COM0011 Blog Post #2 - Hold tight to your smartphones

There was a recent news report in Ottawa about an increase of smartphone robberies—at bus stops, secluded pathways and other public places. Similar stories on smartphone thefts and robberies have been reported in many other big cities.

People nowadays are so dependent on their mobile devices for social networking or following the news that they won’t waste any minute while in transit, waiting for someone or a bus, or even while walking. In doing so, they often are not aware of their surroundings and provide an opportunity to robbers lurking  around them and targeting their valuable assets. 

There is a video of a robber on a bicycle who snatched a smartphone from its owner at a bus stop:

Even though the recently launched “blacklist” of lost and stolen cell phones, tablets and other wireless devices can help reduce the mobiles’ robberies and thefts by making them less valuable to the criminals, it will still be an inconvenience and/or a financial loss to the owners.
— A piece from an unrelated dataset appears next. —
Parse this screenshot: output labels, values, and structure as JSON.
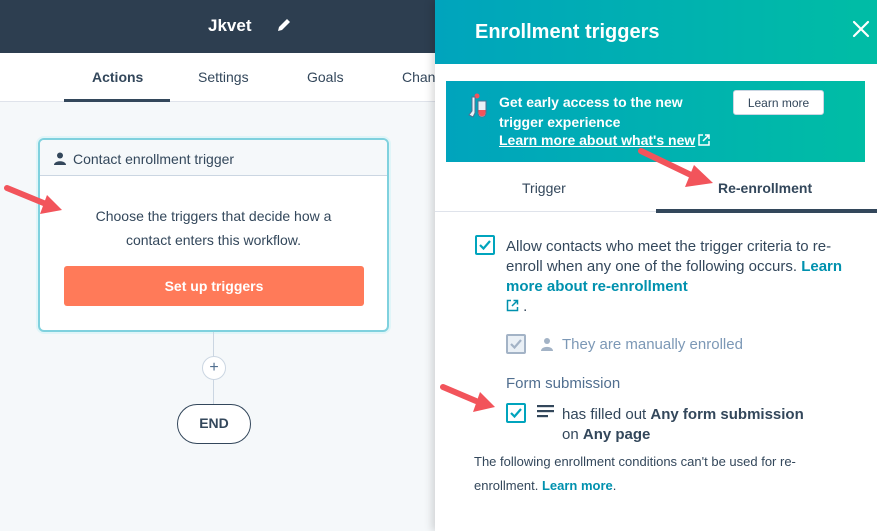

When I see people use their smartphones (or other mobile devices) in a public place even while walking or driving, I worry for them that they may be so oblivious to their surroundings that they may cause an accident, have their expensive tools robbed or put themselves into an embarrassing situation.  I have read a story about a man who texted on his smartphone while walking on a street.  He could manage to do it without looking up by just making sure he followed the feet of the person walking in front of him.  Once he did this as usual, until that person in front of him suddenly stopped and turned toward him.  He looked up and found that he had followed a woman into a women’s washroom!

Some smartphone users feel obliged to be constantly checking for messages and news because their bosses have put such pressure on them.  However, some companies like Volkswagen, BMW, Goldman Sachs, WholsCarrus, Matter Communications and Batchbook now realize that giving their employees a break from instant communication is better for their businesses, because employees less stressed are better for their companies. I hope that those employees can really take advantage of the break to spend time on offline activities that benefit them in relationships and health. I also wonder whether any Canadian companies are taking similar measures of mandatory digital breaks.

Reference reading